For the first time ever, scientists have managed to develop a single molecule that can absorb energy from the entire visible spectrum of light, meaning it can harness over 50 percent more solar energy than conventional solar cells. That also means it can catalyze that energy into hydrogen.
Hydrogen is viewed by many in the scientific community as the clean-burning fuel that might power our vehicles in a low-emissions future. Typically, it’s produced by running an electric current through water molecules, separating it from the oxygen. The new discovery, however, uses light as an energy source instead of electricity, removing electricity production from the process altogether.
Turning energy from the sun into, say, fuel for a car, first requires a mechanism to collect the energy. That energy then has to be converted into fuel.
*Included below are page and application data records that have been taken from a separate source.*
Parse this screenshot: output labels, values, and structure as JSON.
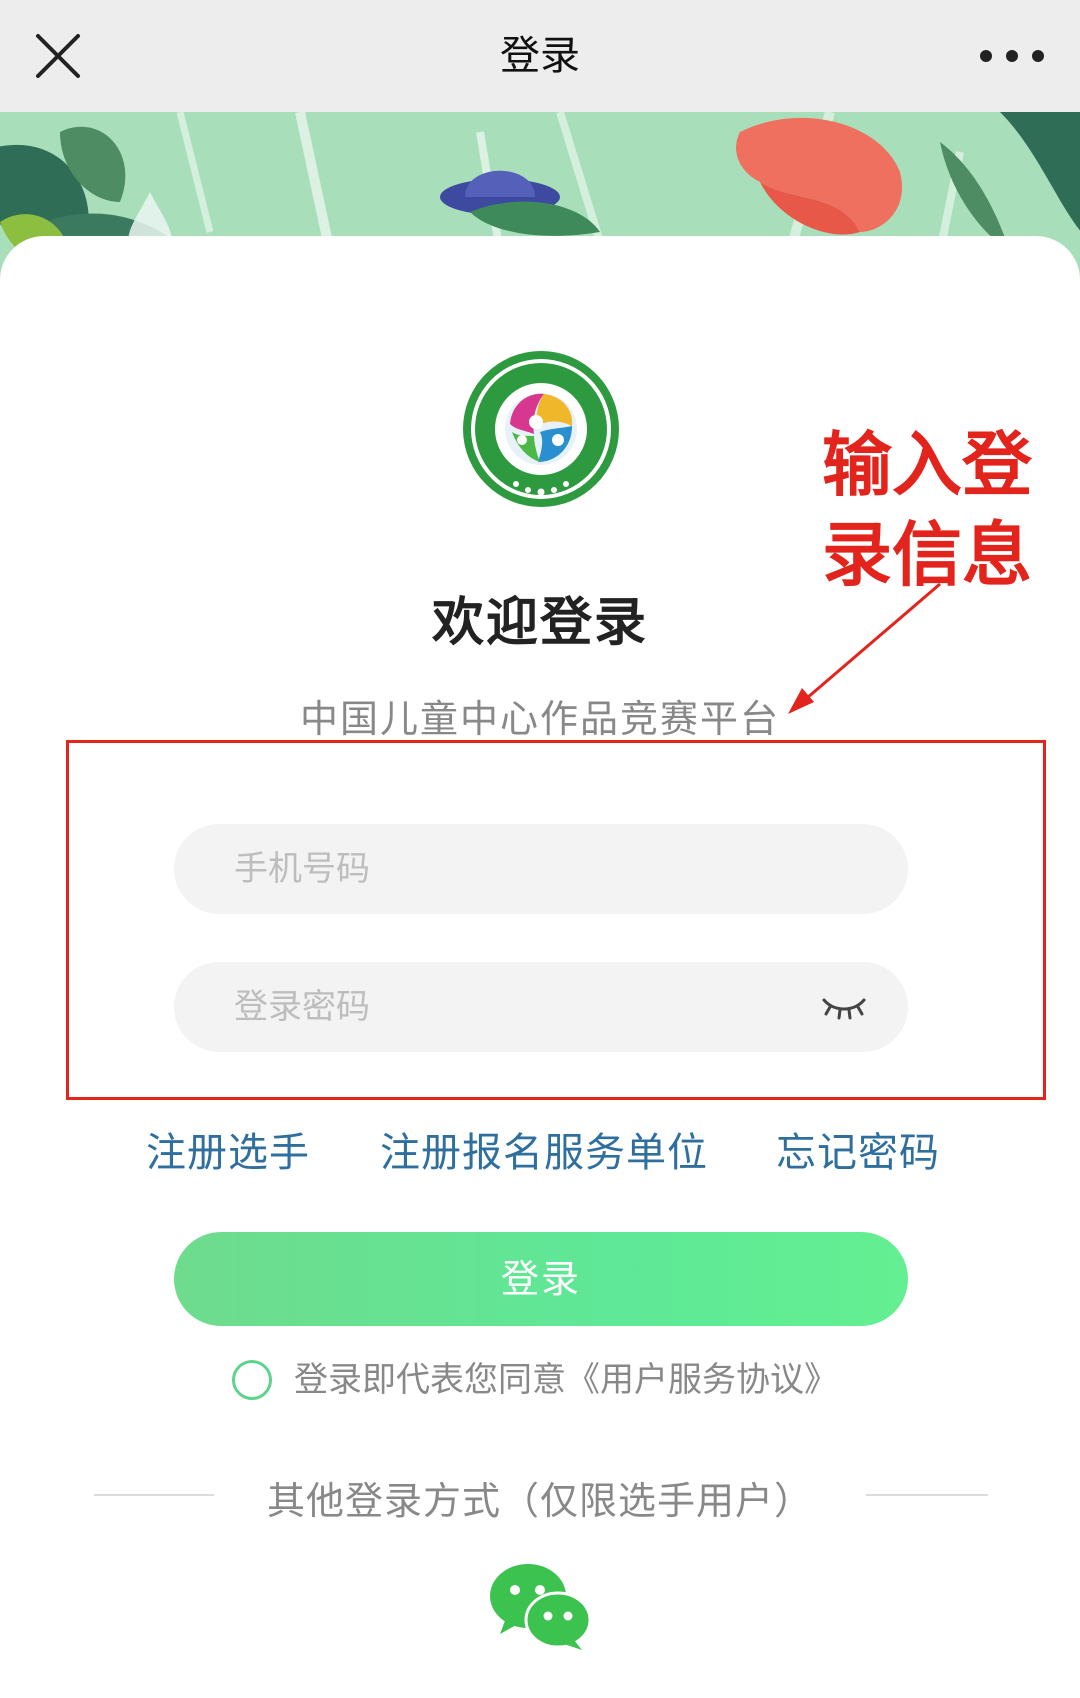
{
  "topbar": {
    "title": "登录",
    "close_icon": "close-icon",
    "more_icon": "more-icon"
  },
  "login": {
    "welcome": "欢迎登录",
    "subtitle": "中国儿童中心作品竞赛平台",
    "phone_placeholder": "手机号码",
    "password_placeholder": "登录密码",
    "login_button": "登录",
    "agreement": "登录即代表您同意《用户服务协议》",
    "other_login_title": "其他登录方式（仅限选手用户）"
  },
  "links": {
    "register_player": "注册选手",
    "register_unit": "注册报名服务单位",
    "forgot_password": "忘记密码"
  },
  "annotation": {
    "text": "输入登录信息",
    "color": "#e3241d"
  },
  "colors": {
    "accent_green": "#5ee897",
    "link_blue": "#2f6f9e",
    "highlight_red": "#e3241d",
    "wechat_green": "#3cc24e"
  },
  "icons": {
    "eye": "eye-closed-icon",
    "wechat": "wechat-icon",
    "logo": "competition-logo"
  }
}
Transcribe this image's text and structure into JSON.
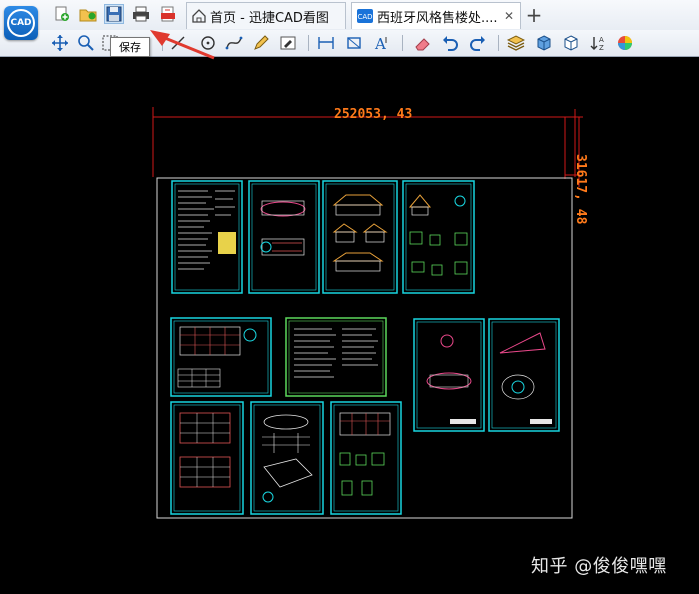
{
  "app": {
    "logo_text": "CAD"
  },
  "tabs": [
    {
      "label": "首页 - 迅捷CAD看图"
    },
    {
      "label": "西班牙风格售楼处...."
    }
  ],
  "tooltip": {
    "text": "保存"
  },
  "drawing": {
    "dim_width": "252053, 43",
    "dim_height": "31617, 48"
  },
  "watermark": "知乎 @俊俊嘿嘿",
  "colors": {
    "accent": "#1a73d9",
    "arrow": "#e03a2f",
    "dimension": "#ff7a1a",
    "sheet_border": "#19d6e0"
  }
}
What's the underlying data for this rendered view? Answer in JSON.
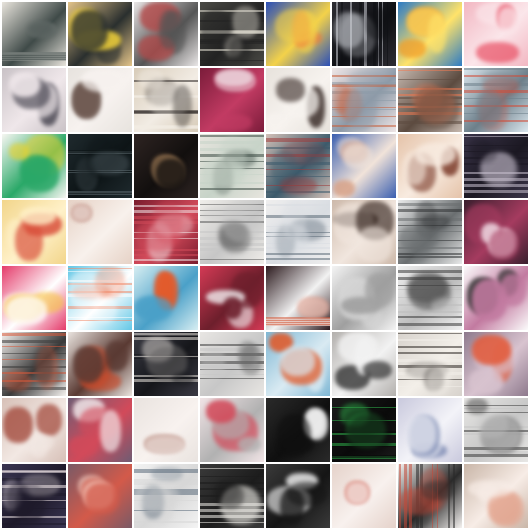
{
  "grid": {
    "rows": 8,
    "cols": 8,
    "tiles": [
      {
        "bg": "#e8e4dc",
        "fg": "#8a8f8c",
        "acc": "#3f4a48",
        "pattern": "stripes"
      },
      {
        "bg": "#e3c48a",
        "fg": "#f2d23a",
        "acc": "#2a2f2e",
        "pattern": "blob"
      },
      {
        "bg": "#e9e6e6",
        "fg": "#b24a4a",
        "acc": "#555555",
        "pattern": "blob"
      },
      {
        "bg": "#4a4a45",
        "fg": "#e6e2d6",
        "acc": "#222222",
        "pattern": "stripes"
      },
      {
        "bg": "#2a4fb8",
        "fg": "#f07a3a",
        "acc": "#f3d24a",
        "pattern": "blob"
      },
      {
        "bg": "#2c2c32",
        "fg": "#cfd2d8",
        "acc": "#0f1014",
        "pattern": "vbars"
      },
      {
        "bg": "#2d7bc4",
        "fg": "#f0a02c",
        "acc": "#ffe36a",
        "pattern": "blob"
      },
      {
        "bg": "#f2b7c2",
        "fg": "#e8445a",
        "acc": "#fbe6ea",
        "pattern": "blob"
      },
      {
        "bg": "#c9c2c6",
        "fg": "#3c3a46",
        "acc": "#efe7ea",
        "pattern": "blob"
      },
      {
        "bg": "#e7e3de",
        "fg": "#6f5a52",
        "acc": "#f7f2ef",
        "pattern": "blob"
      },
      {
        "bg": "#d7cbb8",
        "fg": "#2a2522",
        "acc": "#f2ece4",
        "pattern": "stripes"
      },
      {
        "bg": "#7b1c3a",
        "fg": "#f3f0f2",
        "acc": "#c23b63",
        "pattern": "blob"
      },
      {
        "bg": "#e7e2dc",
        "fg": "#3a2c28",
        "acc": "#f7f3ef",
        "pattern": "blob"
      },
      {
        "bg": "#efe6e6",
        "fg": "#c85f3b",
        "acc": "#8d9aa8",
        "pattern": "stripes"
      },
      {
        "bg": "#c7b9b0",
        "fg": "#f07a52",
        "acc": "#5c4b40",
        "pattern": "stripes"
      },
      {
        "bg": "#dbe7ee",
        "fg": "#d34a36",
        "acc": "#6d7f8a",
        "pattern": "stripes"
      },
      {
        "bg": "#f7f6f2",
        "fg": "#e8d22f",
        "acc": "#2aa868",
        "pattern": "blob"
      },
      {
        "bg": "#1f2a2e",
        "fg": "#5c6a70",
        "acc": "#0d1416",
        "pattern": "stripes"
      },
      {
        "bg": "#2e2422",
        "fg": "#c79a6b",
        "acc": "#120f0e",
        "pattern": "blob"
      },
      {
        "bg": "#e7e5de",
        "fg": "#3c4a44",
        "acc": "#c7d3c8",
        "pattern": "stripes"
      },
      {
        "bg": "#d3c0b7",
        "fg": "#9d3a3a",
        "acc": "#3b5a6b",
        "pattern": "stripes"
      },
      {
        "bg": "#3a5fb0",
        "fg": "#d7a38a",
        "acc": "#f1e3d9",
        "pattern": "blob"
      },
      {
        "bg": "#e5c3a9",
        "fg": "#7c3c2b",
        "acc": "#f8ebe0",
        "pattern": "blob"
      },
      {
        "bg": "#3a3448",
        "fg": "#c9c1d0",
        "acc": "#1b1822",
        "pattern": "stripes"
      },
      {
        "bg": "#f2d58a",
        "fg": "#d94e3a",
        "acc": "#fff1c9",
        "pattern": "blob"
      },
      {
        "bg": "#e6d2c6",
        "fg": "#a35a4a",
        "acc": "#f8f1ec",
        "pattern": "blob"
      },
      {
        "bg": "#7a1c2d",
        "fg": "#f2e8ea",
        "acc": "#d24a5a",
        "pattern": "stripes"
      },
      {
        "bg": "#f0eeea",
        "fg": "#5a5a5a",
        "acc": "#c6c6c6",
        "pattern": "stripes"
      },
      {
        "bg": "#efeeee",
        "fg": "#5d6b78",
        "acc": "#d9dde2",
        "pattern": "stripes"
      },
      {
        "bg": "#cdb9aa",
        "fg": "#2c1c16",
        "acc": "#f1e6de",
        "pattern": "blob"
      },
      {
        "bg": "#e9eaea",
        "fg": "#2f3133",
        "acc": "#6a6e70",
        "pattern": "stripes"
      },
      {
        "bg": "#3a1f2e",
        "fg": "#f6e6ee",
        "acc": "#a53b5f",
        "pattern": "blob"
      },
      {
        "bg": "#e43a6a",
        "fg": "#f6c24a",
        "acc": "#ffffff",
        "pattern": "blob"
      },
      {
        "bg": "#63c7e6",
        "fg": "#f08a6a",
        "acc": "#ffffff",
        "pattern": "stripes"
      },
      {
        "bg": "#d7eef2",
        "fg": "#e45a2a",
        "acc": "#4aa0c8",
        "pattern": "blob"
      },
      {
        "bg": "#d43a55",
        "fg": "#f2eef0",
        "acc": "#6d1f2c",
        "pattern": "blob"
      },
      {
        "bg": "#2c1a1e",
        "fg": "#d35a3a",
        "acc": "#f2f2f2",
        "pattern": "stripes"
      },
      {
        "bg": "#f4f4f4",
        "fg": "#d7d7d7",
        "acc": "#9f9f9f",
        "pattern": "blob"
      },
      {
        "bg": "#f0f0f0",
        "fg": "#3a3a3a",
        "acc": "#bdbdbd",
        "pattern": "stripes"
      },
      {
        "bg": "#fbfbfb",
        "fg": "#2a2a2a",
        "acc": "#c27aa0",
        "pattern": "blob"
      },
      {
        "bg": "#f6f3f0",
        "fg": "#d85a3a",
        "acc": "#3a3a3a",
        "pattern": "stripes"
      },
      {
        "bg": "#e9e3de",
        "fg": "#cc4a2a",
        "acc": "#5a3a33",
        "pattern": "blob"
      },
      {
        "bg": "#3a3a44",
        "fg": "#e9e3dd",
        "acc": "#15161a",
        "pattern": "stripes"
      },
      {
        "bg": "#e8e6e3",
        "fg": "#3a3a3a",
        "acc": "#c7c7c7",
        "pattern": "stripes"
      },
      {
        "bg": "#7fb7d4",
        "fg": "#e05a2a",
        "acc": "#d9eaf2",
        "pattern": "blob"
      },
      {
        "bg": "#b3b0ad",
        "fg": "#2a2a2a",
        "acc": "#f2f2f2",
        "pattern": "blob"
      },
      {
        "bg": "#d7d2cc",
        "fg": "#2f2a27",
        "acc": "#f3efe9",
        "pattern": "stripes"
      },
      {
        "bg": "#8e7a8d",
        "fg": "#e35a3a",
        "acc": "#d8c3cf",
        "pattern": "blob"
      },
      {
        "bg": "#d7c0b7",
        "fg": "#a2483a",
        "acc": "#f2e8e3",
        "pattern": "blob"
      },
      {
        "bg": "#6f5c73",
        "fg": "#f2e8ea",
        "acc": "#d24a5a",
        "pattern": "blob"
      },
      {
        "bg": "#e9e3df",
        "fg": "#9a5a4a",
        "acc": "#f8f2ef",
        "pattern": "blob"
      },
      {
        "bg": "#f1e4e6",
        "fg": "#d34a5a",
        "acc": "#b1b1b1",
        "pattern": "blob"
      },
      {
        "bg": "#2a2a2a",
        "fg": "#f2f2f2",
        "acc": "#0f0f0f",
        "pattern": "blob"
      },
      {
        "bg": "#1b1b1b",
        "fg": "#2fae4a",
        "acc": "#0a0a0a",
        "pattern": "stripes"
      },
      {
        "bg": "#c9c9dd",
        "fg": "#6a7aa8",
        "acc": "#f3f3f8",
        "pattern": "blob"
      },
      {
        "bg": "#e8e7e5",
        "fg": "#3a3a3a",
        "acc": "#c7c7c7",
        "pattern": "stripes"
      },
      {
        "bg": "#3a3552",
        "fg": "#f2e8ea",
        "acc": "#1e1a2a",
        "pattern": "stripes"
      },
      {
        "bg": "#7a5a66",
        "fg": "#f4d2c6",
        "acc": "#d35a4a",
        "pattern": "blob"
      },
      {
        "bg": "#f3f3f3",
        "fg": "#5a6a7a",
        "acc": "#d7d7d7",
        "pattern": "stripes"
      },
      {
        "bg": "#3a3a3a",
        "fg": "#f1efe9",
        "acc": "#1c1c1c",
        "pattern": "stripes"
      },
      {
        "bg": "#3a3a3a",
        "fg": "#f5f5f5",
        "acc": "#151515",
        "pattern": "blob"
      },
      {
        "bg": "#e5d2ca",
        "fg": "#c84a3a",
        "acc": "#f8f1ee",
        "pattern": "blob"
      },
      {
        "bg": "#f5f2f0",
        "fg": "#c34a3a",
        "acc": "#2a2a2a",
        "pattern": "vbars"
      },
      {
        "bg": "#c9b6a8",
        "fg": "#e3a18a",
        "acc": "#f7ece6",
        "pattern": "blob"
      }
    ]
  }
}
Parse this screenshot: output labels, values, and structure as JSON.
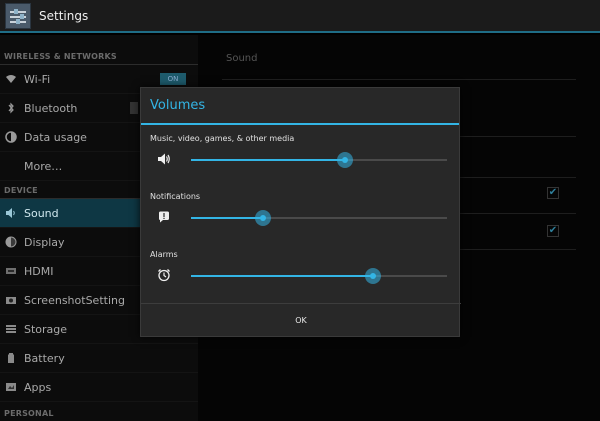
{
  "actionbar": {
    "title": "Settings",
    "icon": "settings-app-icon"
  },
  "sidebar": {
    "sections": [
      {
        "header": "WIRELESS & NETWORKS"
      },
      {
        "header": "DEVICE"
      },
      {
        "header": "PERSONAL"
      }
    ],
    "items": [
      {
        "label": "Wi-Fi",
        "icon": "wifi-icon",
        "toggle": "ON"
      },
      {
        "label": "Bluetooth",
        "icon": "bluetooth-icon",
        "toggle": ""
      },
      {
        "label": "Data usage",
        "icon": "data-usage-icon"
      },
      {
        "label": "More…"
      },
      {
        "label": "Sound",
        "icon": "speaker-icon",
        "active": true
      },
      {
        "label": "Display",
        "icon": "display-icon"
      },
      {
        "label": "HDMI",
        "icon": "hdmi-icon"
      },
      {
        "label": "ScreenshotSetting",
        "icon": "camera-icon"
      },
      {
        "label": "Storage",
        "icon": "storage-icon"
      },
      {
        "label": "Battery",
        "icon": "battery-icon"
      },
      {
        "label": "Apps",
        "icon": "apps-icon"
      }
    ]
  },
  "content": {
    "category": "Sound"
  },
  "dialog": {
    "title": "Volumes",
    "volumes": [
      {
        "label": "Music, video, games, & other media",
        "icon": "speaker-icon",
        "level": 0.6
      },
      {
        "label": "Notifications",
        "icon": "notification-icon",
        "level": 0.28
      },
      {
        "label": "Alarms",
        "icon": "alarm-clock-icon",
        "level": 0.71
      }
    ],
    "ok_label": "OK"
  },
  "colors": {
    "accent": "#33b5e5",
    "active_row": "#0e3744"
  }
}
The conversion requires something called a catalyst — a thing that speeds up a chemical reaction, allowing the conversion from solar energy to usable energy like hydrogen.
The catalyst used in the study is derived from a rare element called rhodium and has shown a unique ability to collect energy from the entire visible spectrum of sunlight, including low-energy infrared, and transform it quickly and efficiently into hydrogen, which doesn’t produce any greenhouse gases as a byproduct of its use.
There are still problems to work out before the finding can be put to real-world applications, but the findings do point towards a strong tenacity in the scientific community to find ways to smooth our transition towards greener energy sources.